Entries from a dataset of interfaces:

Segment Open

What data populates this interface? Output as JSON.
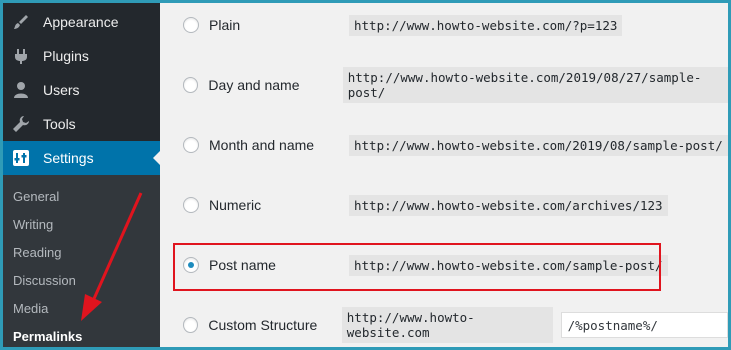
{
  "sidebar": {
    "items": [
      {
        "label": "Appearance",
        "icon": "paintbrush-icon"
      },
      {
        "label": "Plugins",
        "icon": "plugin-icon"
      },
      {
        "label": "Users",
        "icon": "users-icon"
      },
      {
        "label": "Tools",
        "icon": "wrench-icon"
      },
      {
        "label": "Settings",
        "icon": "settings-icon",
        "active": true
      }
    ],
    "submenu": [
      "General",
      "Writing",
      "Reading",
      "Discussion",
      "Media",
      "Permalinks"
    ],
    "current_submenu": "Permalinks"
  },
  "permalinks": {
    "options": [
      {
        "label": "Plain",
        "example": "http://www.howto-website.com/?p=123",
        "checked": false
      },
      {
        "label": "Day and name",
        "example": "http://www.howto-website.com/2019/08/27/sample-post/",
        "checked": false
      },
      {
        "label": "Month and name",
        "example": "http://www.howto-website.com/2019/08/sample-post/",
        "checked": false
      },
      {
        "label": "Numeric",
        "example": "http://www.howto-website.com/archives/123",
        "checked": false
      },
      {
        "label": "Post name",
        "example": "http://www.howto-website.com/sample-post/",
        "checked": true
      },
      {
        "label": "Custom Structure",
        "example": "http://www.howto-website.com",
        "checked": false,
        "value": "/%postname%/"
      }
    ]
  },
  "colors": {
    "sidebar_bg": "#23282d",
    "active_bg": "#0073aa",
    "annotation_red": "#e0141e",
    "frame_border": "#2f9bb7"
  }
}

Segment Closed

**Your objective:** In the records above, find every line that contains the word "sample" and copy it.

**Exercise result:**
        "example": "http://www.howto-website.com/2019/08/27/sample-post/",
        "example": "http://www.howto-website.com/2019/08/sample-post/",
        "example": "http://www.howto-website.com/sample-post/",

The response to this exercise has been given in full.